Assignment:
Each line of the records below that contains "stock" needs to be copied.

Material supplied:
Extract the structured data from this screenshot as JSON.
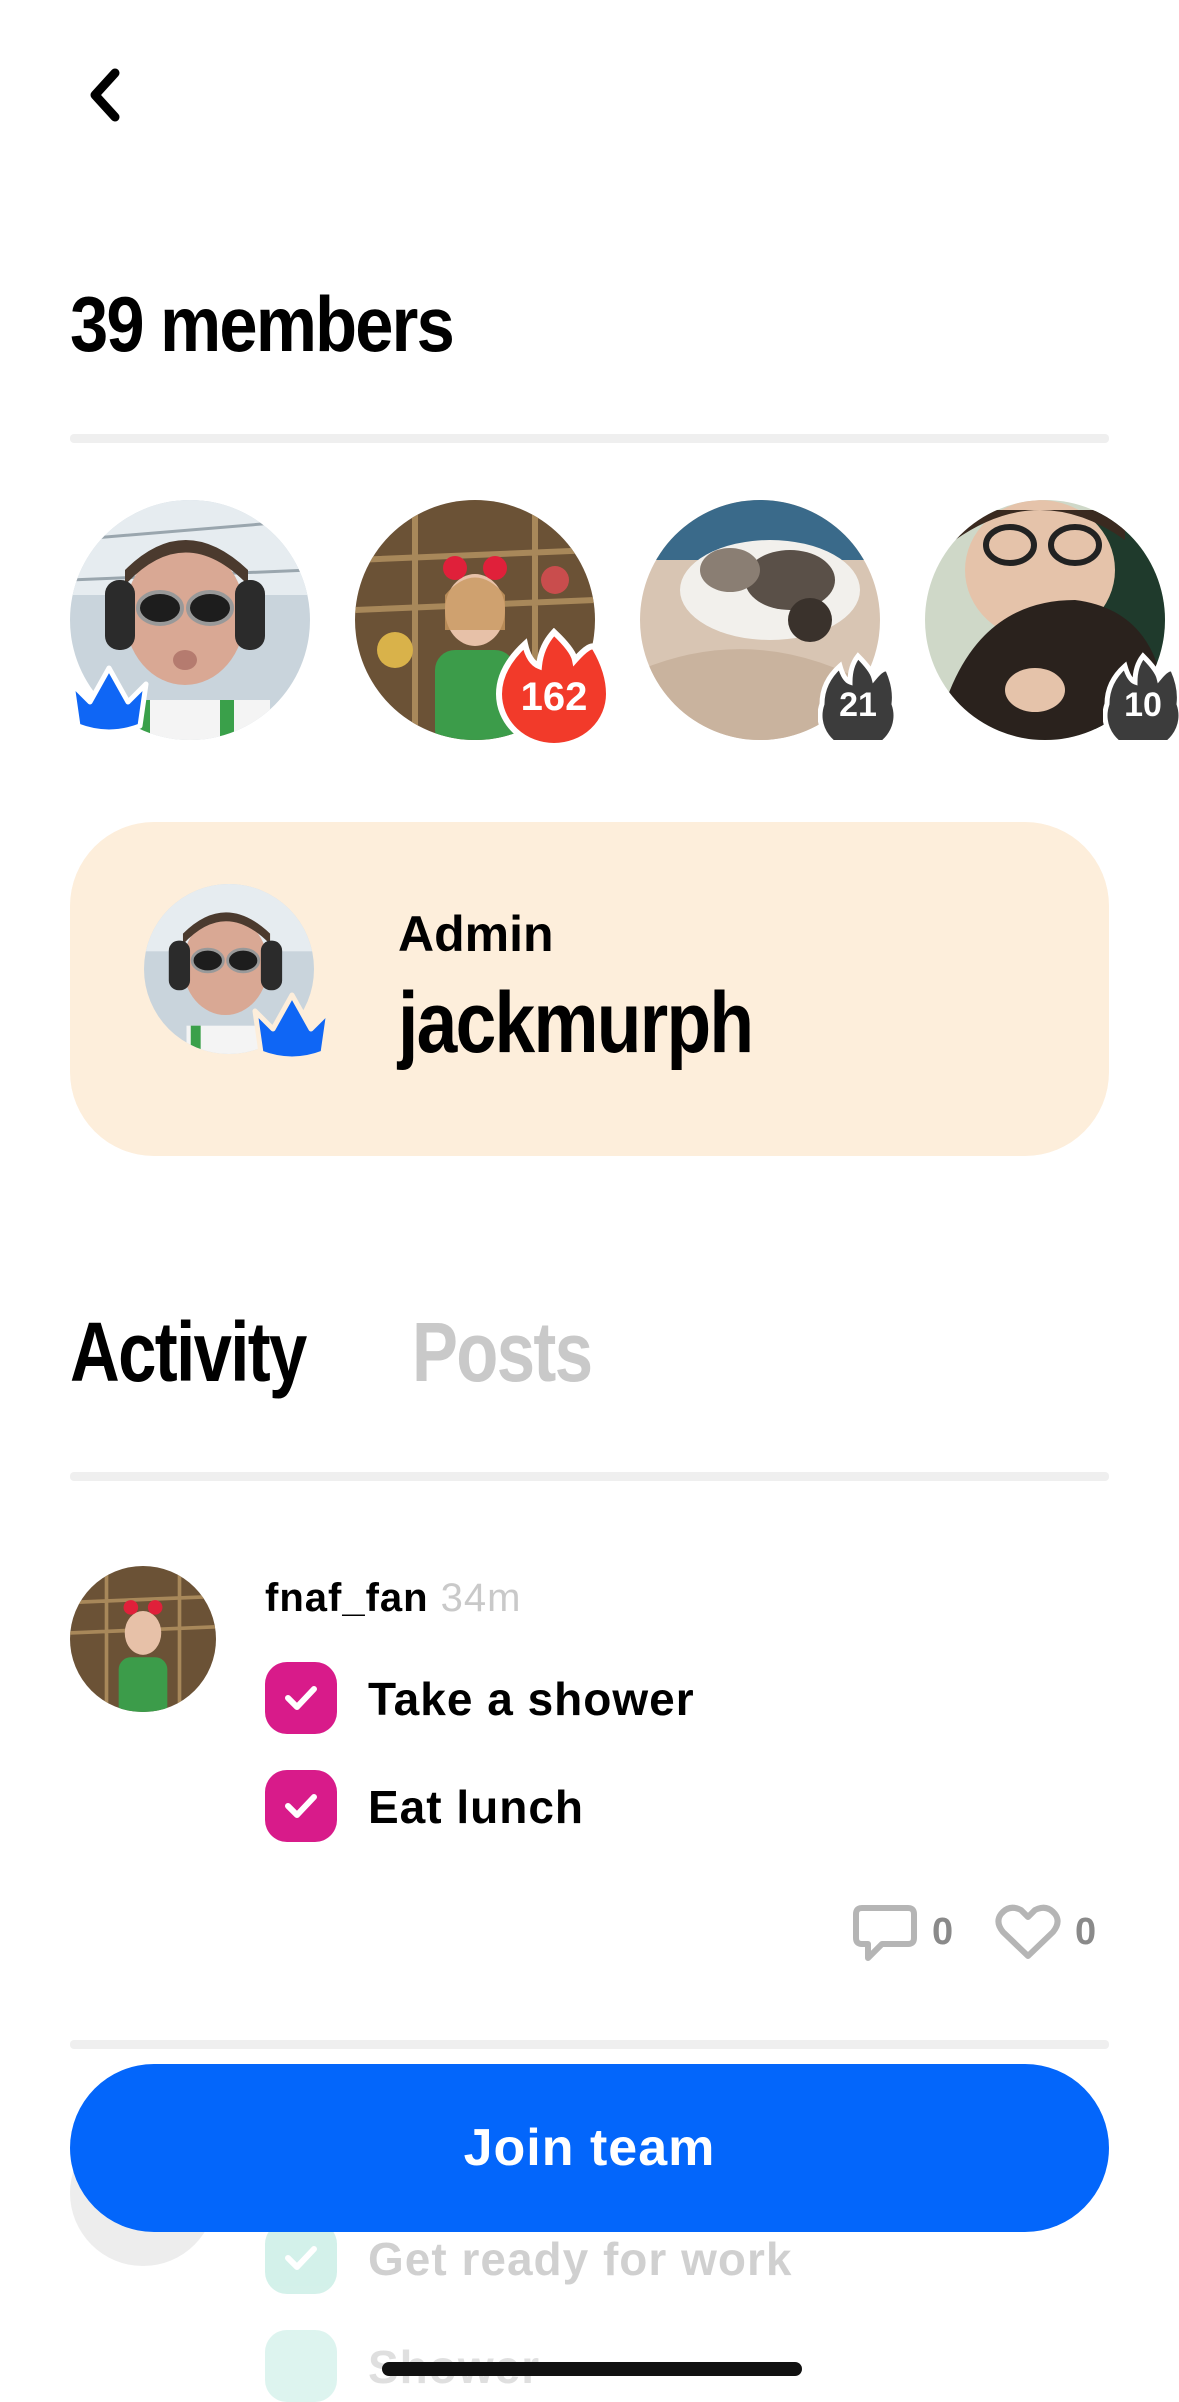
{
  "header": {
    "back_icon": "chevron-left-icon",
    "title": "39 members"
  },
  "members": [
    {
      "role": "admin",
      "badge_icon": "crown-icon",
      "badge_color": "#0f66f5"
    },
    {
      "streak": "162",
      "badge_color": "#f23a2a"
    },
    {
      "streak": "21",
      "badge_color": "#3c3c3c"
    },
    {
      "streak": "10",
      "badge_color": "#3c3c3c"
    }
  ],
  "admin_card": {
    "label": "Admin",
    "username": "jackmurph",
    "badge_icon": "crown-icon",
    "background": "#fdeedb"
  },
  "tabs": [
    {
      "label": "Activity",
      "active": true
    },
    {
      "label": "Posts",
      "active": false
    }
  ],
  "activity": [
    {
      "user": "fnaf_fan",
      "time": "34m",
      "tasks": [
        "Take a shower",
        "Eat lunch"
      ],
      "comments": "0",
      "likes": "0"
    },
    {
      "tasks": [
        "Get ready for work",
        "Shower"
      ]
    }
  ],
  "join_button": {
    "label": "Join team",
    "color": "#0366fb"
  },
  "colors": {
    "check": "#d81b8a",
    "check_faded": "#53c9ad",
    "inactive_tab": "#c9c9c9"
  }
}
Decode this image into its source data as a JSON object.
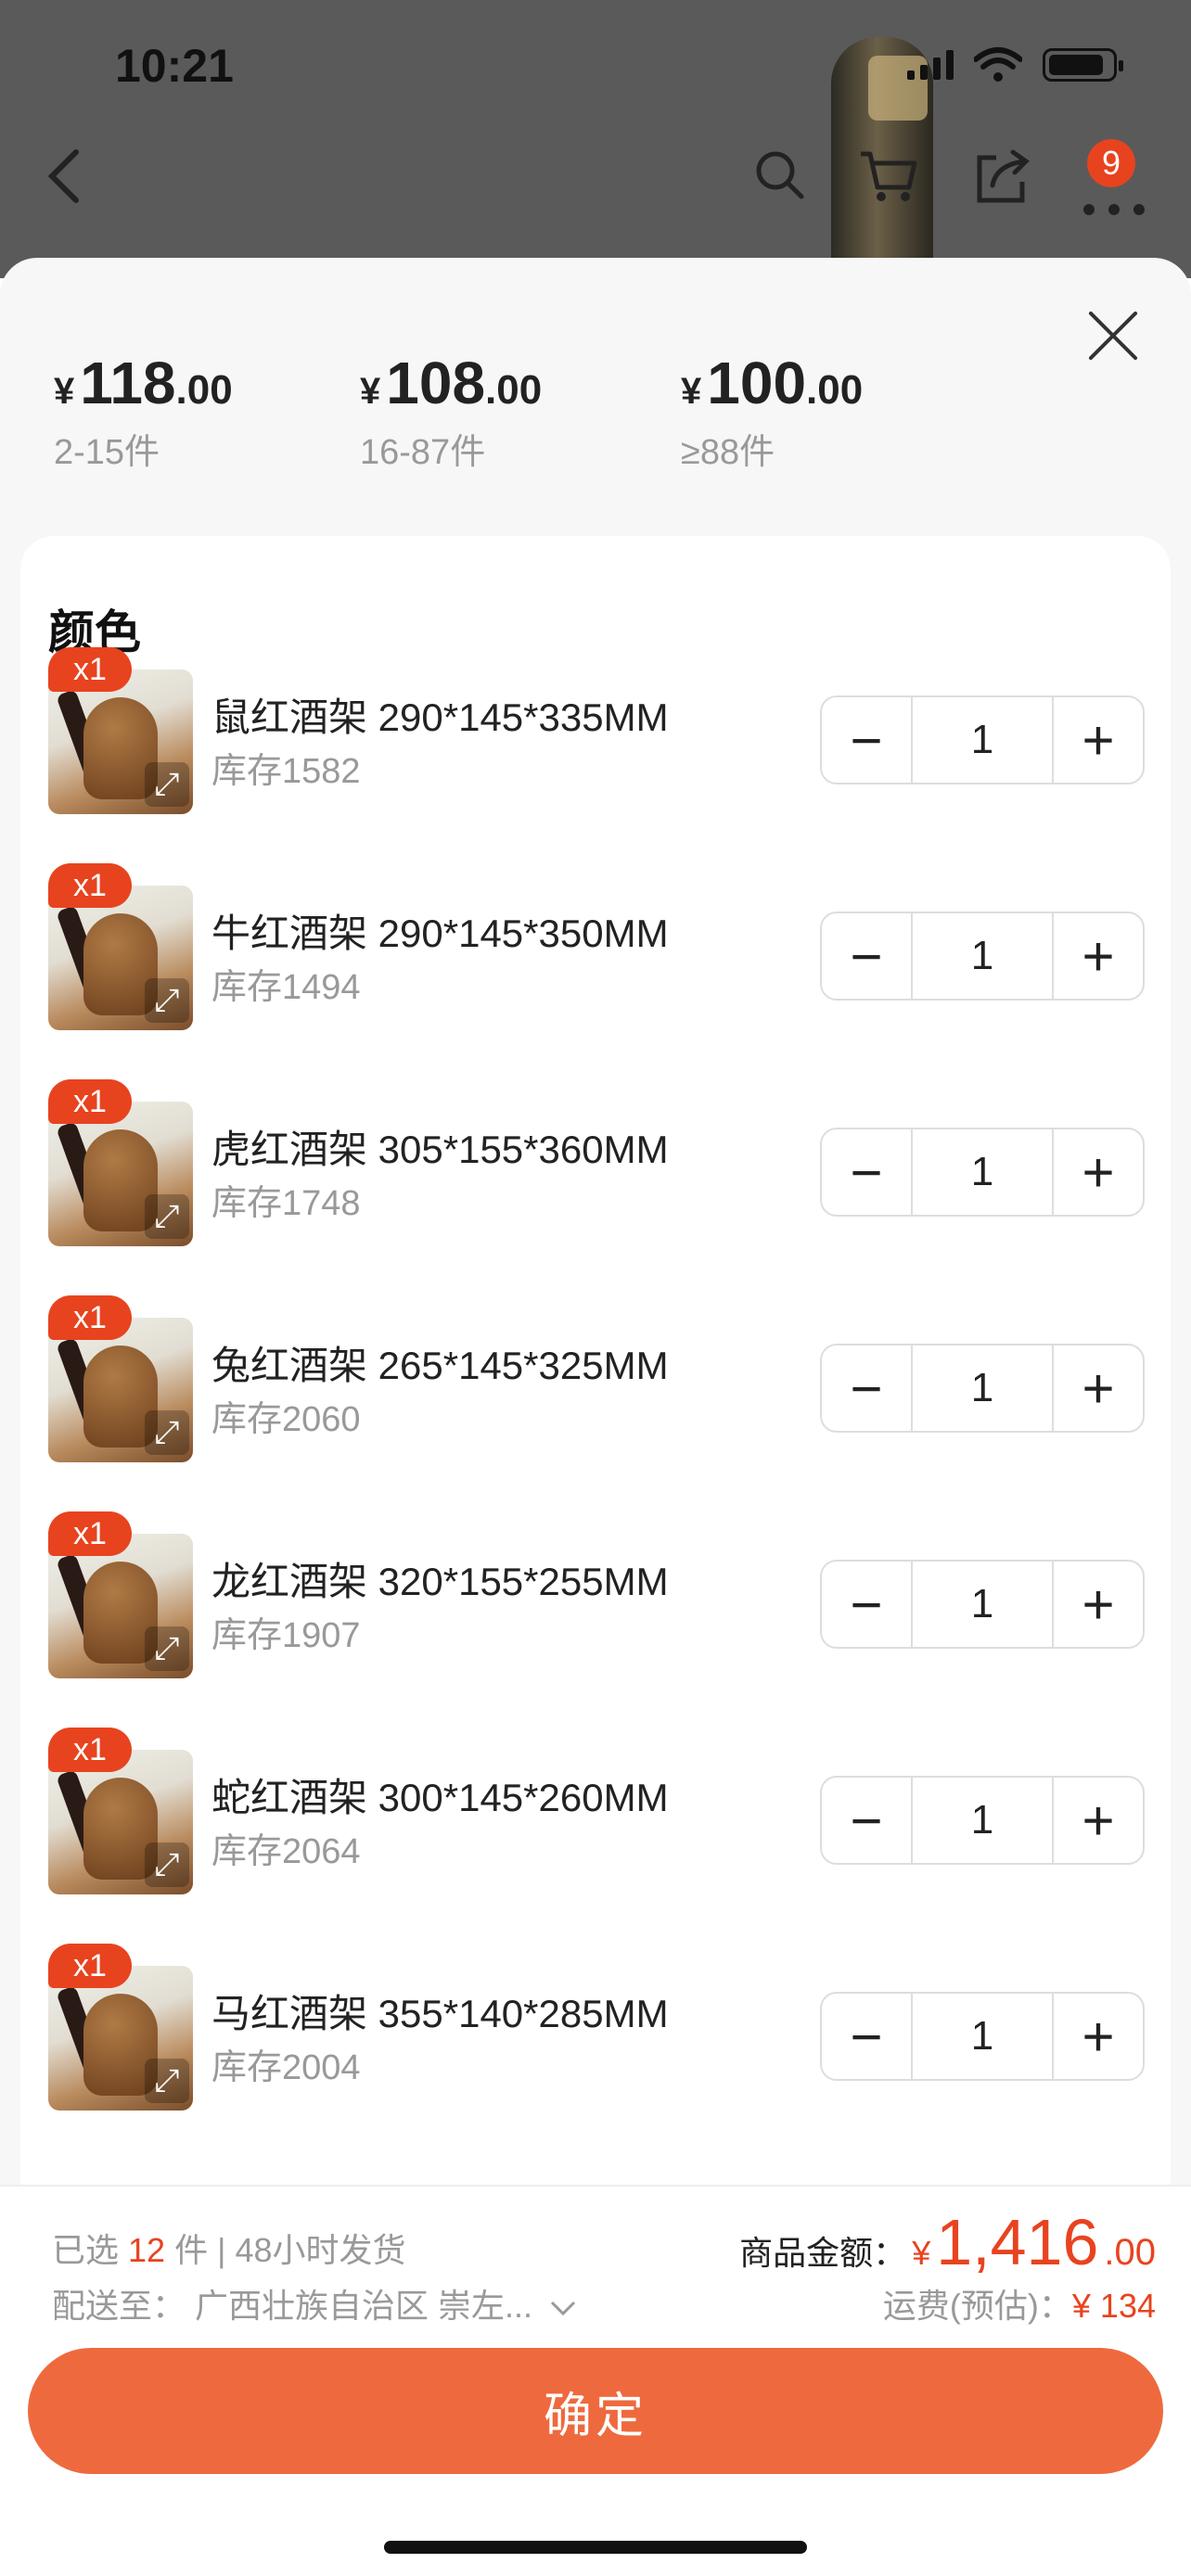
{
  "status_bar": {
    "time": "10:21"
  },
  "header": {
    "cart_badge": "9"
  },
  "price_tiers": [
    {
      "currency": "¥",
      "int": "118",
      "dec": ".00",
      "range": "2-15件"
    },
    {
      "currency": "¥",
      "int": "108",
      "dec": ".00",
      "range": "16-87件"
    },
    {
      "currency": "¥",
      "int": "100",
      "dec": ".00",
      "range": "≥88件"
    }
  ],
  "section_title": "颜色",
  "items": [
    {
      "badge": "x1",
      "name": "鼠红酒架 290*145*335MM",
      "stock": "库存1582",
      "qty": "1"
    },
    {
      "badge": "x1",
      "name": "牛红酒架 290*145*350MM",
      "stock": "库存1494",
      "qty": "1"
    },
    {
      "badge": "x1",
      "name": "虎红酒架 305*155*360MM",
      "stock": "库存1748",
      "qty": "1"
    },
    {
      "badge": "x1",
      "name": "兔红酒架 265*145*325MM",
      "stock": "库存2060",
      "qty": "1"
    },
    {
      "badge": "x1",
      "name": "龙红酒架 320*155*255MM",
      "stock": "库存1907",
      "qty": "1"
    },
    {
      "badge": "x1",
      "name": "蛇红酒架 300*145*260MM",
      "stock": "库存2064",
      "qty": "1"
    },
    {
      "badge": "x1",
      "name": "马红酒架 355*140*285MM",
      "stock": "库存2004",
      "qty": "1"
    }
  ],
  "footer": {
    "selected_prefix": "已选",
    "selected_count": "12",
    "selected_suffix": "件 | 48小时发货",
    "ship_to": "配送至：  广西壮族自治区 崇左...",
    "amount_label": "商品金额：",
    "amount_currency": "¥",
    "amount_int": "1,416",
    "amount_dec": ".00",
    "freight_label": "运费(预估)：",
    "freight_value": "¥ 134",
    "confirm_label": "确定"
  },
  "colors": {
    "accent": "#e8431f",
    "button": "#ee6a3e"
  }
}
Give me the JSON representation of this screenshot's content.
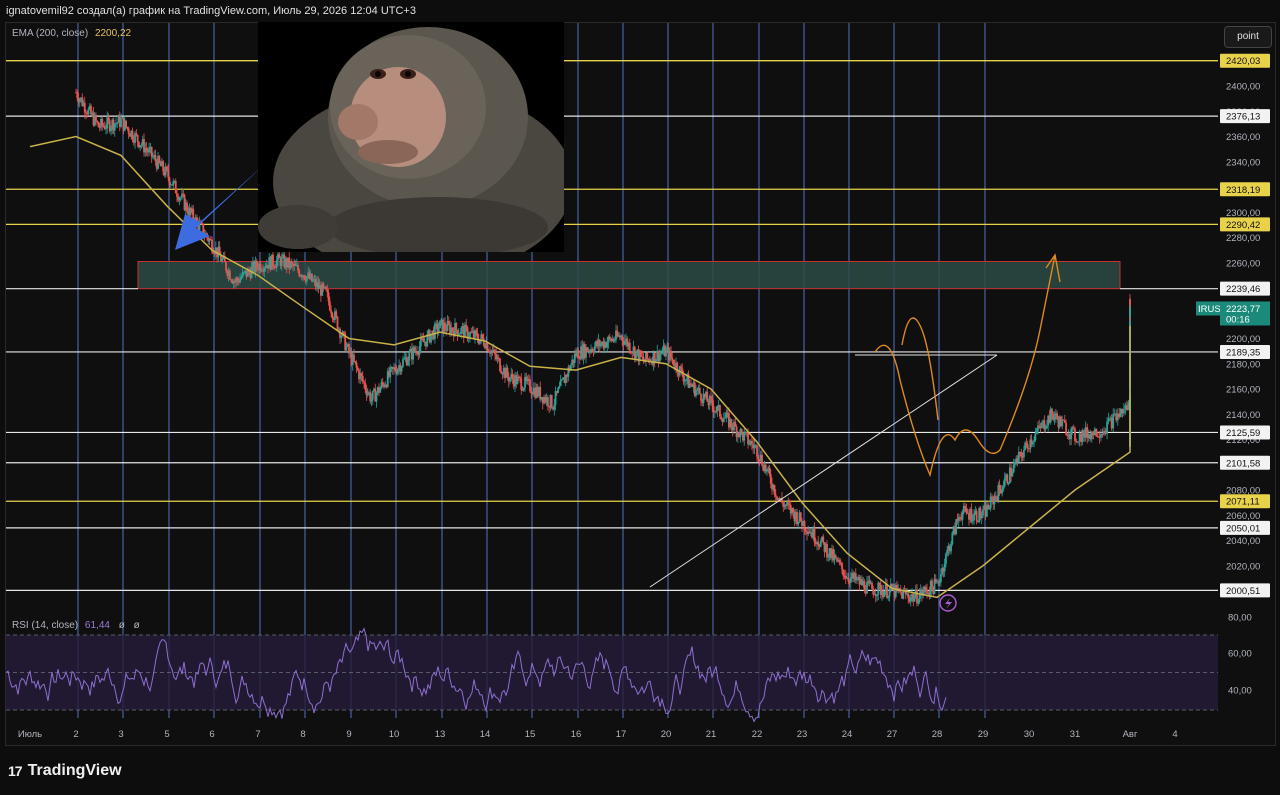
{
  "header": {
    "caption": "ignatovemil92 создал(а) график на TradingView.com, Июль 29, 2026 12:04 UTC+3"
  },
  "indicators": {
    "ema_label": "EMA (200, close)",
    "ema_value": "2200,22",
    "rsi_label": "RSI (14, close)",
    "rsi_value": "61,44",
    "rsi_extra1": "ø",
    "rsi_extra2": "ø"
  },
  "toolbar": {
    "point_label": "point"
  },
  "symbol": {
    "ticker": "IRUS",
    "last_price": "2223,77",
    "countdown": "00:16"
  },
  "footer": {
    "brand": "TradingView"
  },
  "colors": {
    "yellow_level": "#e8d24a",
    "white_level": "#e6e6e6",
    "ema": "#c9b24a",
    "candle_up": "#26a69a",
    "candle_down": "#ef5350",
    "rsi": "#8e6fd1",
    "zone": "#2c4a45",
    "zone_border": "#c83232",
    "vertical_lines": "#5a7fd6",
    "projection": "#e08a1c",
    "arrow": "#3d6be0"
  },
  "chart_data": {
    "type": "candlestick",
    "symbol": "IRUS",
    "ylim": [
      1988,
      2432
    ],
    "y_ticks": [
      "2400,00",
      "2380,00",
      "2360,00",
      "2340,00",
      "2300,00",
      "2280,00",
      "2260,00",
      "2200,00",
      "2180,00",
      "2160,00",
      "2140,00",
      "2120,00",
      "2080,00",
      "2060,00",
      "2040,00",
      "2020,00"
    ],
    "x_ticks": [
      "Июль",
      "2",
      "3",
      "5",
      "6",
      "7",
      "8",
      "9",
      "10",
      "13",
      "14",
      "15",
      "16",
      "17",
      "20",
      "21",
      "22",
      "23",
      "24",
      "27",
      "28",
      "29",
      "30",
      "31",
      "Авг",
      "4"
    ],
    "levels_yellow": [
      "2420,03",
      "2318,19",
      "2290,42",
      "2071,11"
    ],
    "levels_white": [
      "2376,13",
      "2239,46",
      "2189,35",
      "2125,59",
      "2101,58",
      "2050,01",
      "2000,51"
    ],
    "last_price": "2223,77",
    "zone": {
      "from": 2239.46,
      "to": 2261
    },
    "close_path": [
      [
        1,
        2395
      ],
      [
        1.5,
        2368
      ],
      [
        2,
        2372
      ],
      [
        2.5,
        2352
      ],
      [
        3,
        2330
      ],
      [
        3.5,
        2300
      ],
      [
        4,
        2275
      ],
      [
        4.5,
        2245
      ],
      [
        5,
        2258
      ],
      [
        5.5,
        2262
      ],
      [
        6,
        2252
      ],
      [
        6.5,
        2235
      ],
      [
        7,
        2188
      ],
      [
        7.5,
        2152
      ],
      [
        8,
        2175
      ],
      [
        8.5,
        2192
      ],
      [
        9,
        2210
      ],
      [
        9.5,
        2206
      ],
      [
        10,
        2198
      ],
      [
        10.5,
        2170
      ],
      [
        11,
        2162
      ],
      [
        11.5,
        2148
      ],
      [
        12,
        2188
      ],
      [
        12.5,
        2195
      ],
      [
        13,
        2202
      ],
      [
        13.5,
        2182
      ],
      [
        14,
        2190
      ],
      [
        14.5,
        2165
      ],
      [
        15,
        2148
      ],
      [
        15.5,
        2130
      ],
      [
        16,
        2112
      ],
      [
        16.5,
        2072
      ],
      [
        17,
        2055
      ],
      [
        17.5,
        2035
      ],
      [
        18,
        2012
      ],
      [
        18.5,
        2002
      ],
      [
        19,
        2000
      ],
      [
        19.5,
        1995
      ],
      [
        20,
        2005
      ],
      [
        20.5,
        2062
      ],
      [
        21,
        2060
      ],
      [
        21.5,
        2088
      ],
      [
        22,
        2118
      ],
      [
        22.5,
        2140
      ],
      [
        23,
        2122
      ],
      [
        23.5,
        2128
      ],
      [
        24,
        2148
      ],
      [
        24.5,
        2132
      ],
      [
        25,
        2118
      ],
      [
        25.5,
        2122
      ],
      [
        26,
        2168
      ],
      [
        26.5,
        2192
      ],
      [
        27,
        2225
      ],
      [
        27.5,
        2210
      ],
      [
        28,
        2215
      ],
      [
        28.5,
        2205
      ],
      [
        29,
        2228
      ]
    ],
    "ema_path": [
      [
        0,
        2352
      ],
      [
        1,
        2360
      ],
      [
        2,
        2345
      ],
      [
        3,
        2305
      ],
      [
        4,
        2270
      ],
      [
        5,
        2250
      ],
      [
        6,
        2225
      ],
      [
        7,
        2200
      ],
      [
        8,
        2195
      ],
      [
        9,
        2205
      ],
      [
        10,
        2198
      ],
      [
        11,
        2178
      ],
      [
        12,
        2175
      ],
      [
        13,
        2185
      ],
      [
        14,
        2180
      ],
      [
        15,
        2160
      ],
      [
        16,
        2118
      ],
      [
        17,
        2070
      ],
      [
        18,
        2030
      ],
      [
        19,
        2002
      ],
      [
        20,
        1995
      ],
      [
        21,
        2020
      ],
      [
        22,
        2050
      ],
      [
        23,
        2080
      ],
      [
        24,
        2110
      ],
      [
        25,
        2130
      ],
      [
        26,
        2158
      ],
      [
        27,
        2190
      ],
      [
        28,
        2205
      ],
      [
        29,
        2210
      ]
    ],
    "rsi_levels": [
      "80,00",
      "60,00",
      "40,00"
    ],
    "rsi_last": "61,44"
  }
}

Response for this exercise:
      "stock": "库存1582",
      "stock": "库存1494",
      "stock": "库存1748",
      "stock": "库存2060",
      "stock": "库存1907",
      "stock": "库存2064",
      "stock": "库存2004",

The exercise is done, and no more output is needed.